Many of us have a tendency to lose track of how much energy we’re using, particularly in January when it’s so tempting to throw caution to the wind and turn the heating up to counteract the Winter chill. Smart metres can not only be controlled remotely via an app but will give you a more thorough and detailed analysis of your energy expenditure. You can even get one fitting for gas and one for electric, so you’ll know not only when to dial the heating down a few notches, but when to start curtailing those late-night Netflix binge sessions too.
There are a number of apps (many of them free to use) that exist specifically to help you keep track of your expenses. Ranging from simple software that allows you to input your expenses, to apps that link with your bank account so you can’t cheat it! There is also a rise in mobile-only banks currently making waves in the UK, with Monzo currently leading the charge. Monzo became Britain’s best-rated lender last year, so it’s obviously far more than just a fad and these banks are far better placed to help you keep track of your finances.
The rise in popularity of contactless credit and debit cards might have made a few nervous spenders feel like they could let themselves get carried away without feeling like they’ve spent a penny, they are actually wonderful for keeping track of your spending. With cash payments, you’ll need to make a manual note that you’ve made a transaction, whereas using a card, you’ll have an automatic, electronic record of every purchase and every paycheque. Of course, a fair amount of self-restraint is required, but mercifully contactless payments are capped at £30, which will stop you from making any wildly expensive compulsive purchases.
Particularly with January 31st looming and tax bills needing to be paid, short-term personal loans can be a viable solution if your spending has managed to get out of hand and you’re in need of a quick cash injection to tide you over. Likely Loans is one of the few lenders that won’t charge you any hidden fees and offers a very reasonable APR.

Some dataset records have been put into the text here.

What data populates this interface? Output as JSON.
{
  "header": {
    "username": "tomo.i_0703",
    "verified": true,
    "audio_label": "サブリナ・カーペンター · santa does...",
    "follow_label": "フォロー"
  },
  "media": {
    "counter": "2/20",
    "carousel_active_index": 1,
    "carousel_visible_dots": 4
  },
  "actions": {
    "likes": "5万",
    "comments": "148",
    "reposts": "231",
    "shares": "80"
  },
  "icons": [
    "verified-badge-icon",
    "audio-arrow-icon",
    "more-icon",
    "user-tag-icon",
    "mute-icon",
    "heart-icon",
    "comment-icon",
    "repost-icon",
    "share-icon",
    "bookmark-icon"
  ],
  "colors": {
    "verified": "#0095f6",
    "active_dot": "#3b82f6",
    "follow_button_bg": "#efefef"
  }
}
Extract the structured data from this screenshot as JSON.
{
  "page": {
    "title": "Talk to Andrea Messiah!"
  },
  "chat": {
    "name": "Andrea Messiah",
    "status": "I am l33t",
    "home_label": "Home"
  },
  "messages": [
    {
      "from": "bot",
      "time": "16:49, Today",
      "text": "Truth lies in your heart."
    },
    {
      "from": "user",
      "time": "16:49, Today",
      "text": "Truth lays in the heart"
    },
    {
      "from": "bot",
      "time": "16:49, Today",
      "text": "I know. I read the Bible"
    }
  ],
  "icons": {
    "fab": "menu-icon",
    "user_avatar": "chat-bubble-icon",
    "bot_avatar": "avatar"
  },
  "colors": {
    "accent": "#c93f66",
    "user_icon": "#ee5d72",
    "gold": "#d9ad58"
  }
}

It might sound old-fashioned, but if all else fails, keeping a financial notebook can be a more hands-on way of keeping on top of things. This approach, however, requires a fair amount of discipline.